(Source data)
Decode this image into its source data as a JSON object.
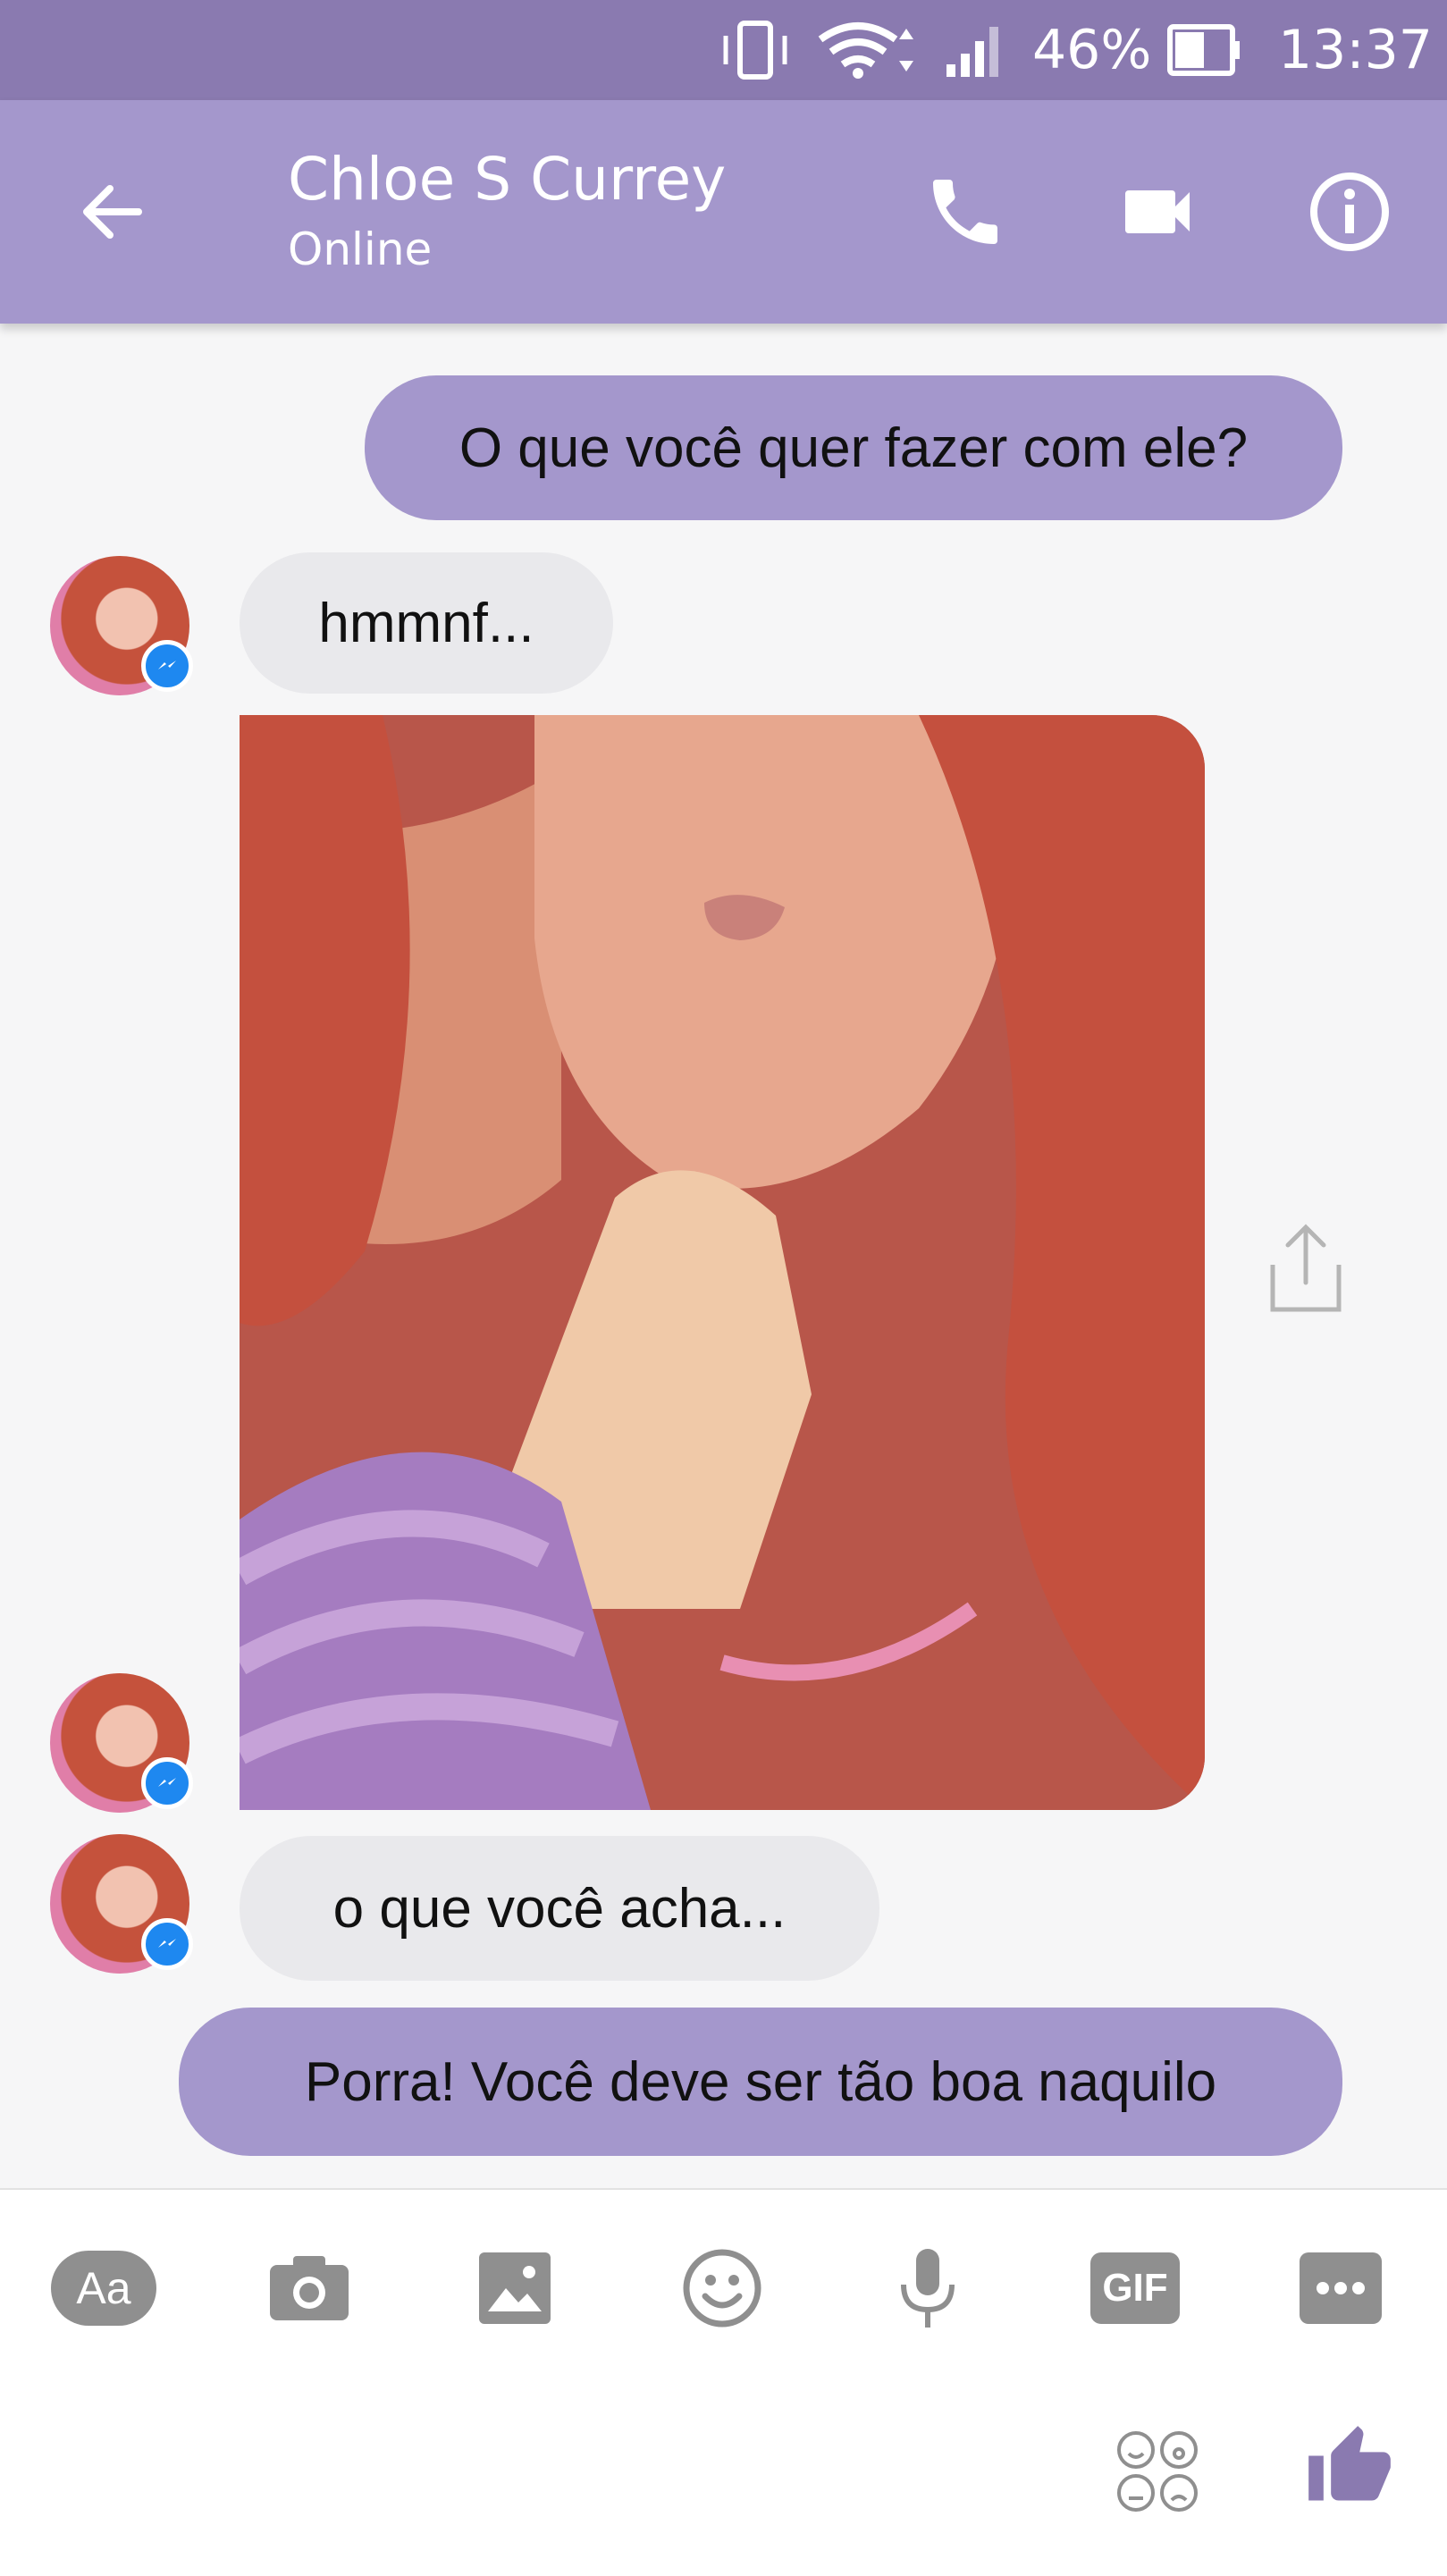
{
  "status_bar": {
    "battery_percent": "46%",
    "time": "13:37"
  },
  "header": {
    "contact_name": "Chloe S Currey",
    "presence": "Online"
  },
  "messages": [
    {
      "from": "me",
      "text": "O que você quer fazer com ele?"
    },
    {
      "from": "them",
      "text": "hmmnf..."
    },
    {
      "from": "them",
      "type": "image",
      "description": "illustration"
    },
    {
      "from": "them",
      "text": "o que você acha..."
    },
    {
      "from": "me",
      "text": "Porra! Você deve ser tão boa naquilo"
    }
  ],
  "composer": {
    "tools": [
      "text-icon",
      "camera-icon",
      "gallery-icon",
      "emoji-icon",
      "microphone-icon",
      "gif-icon",
      "more-icon"
    ],
    "text_tool_label": "Aa",
    "gif_label": "GIF"
  },
  "colors": {
    "accent": "#a497cc",
    "status_bar": "#8a7ab0",
    "incoming_bubble": "#e9e9ec",
    "messenger_badge": "#1e88f0"
  }
}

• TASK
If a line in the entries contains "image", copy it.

• TASK RESPONSE
Decode this image into its source data as a JSON object.
      "type": "image",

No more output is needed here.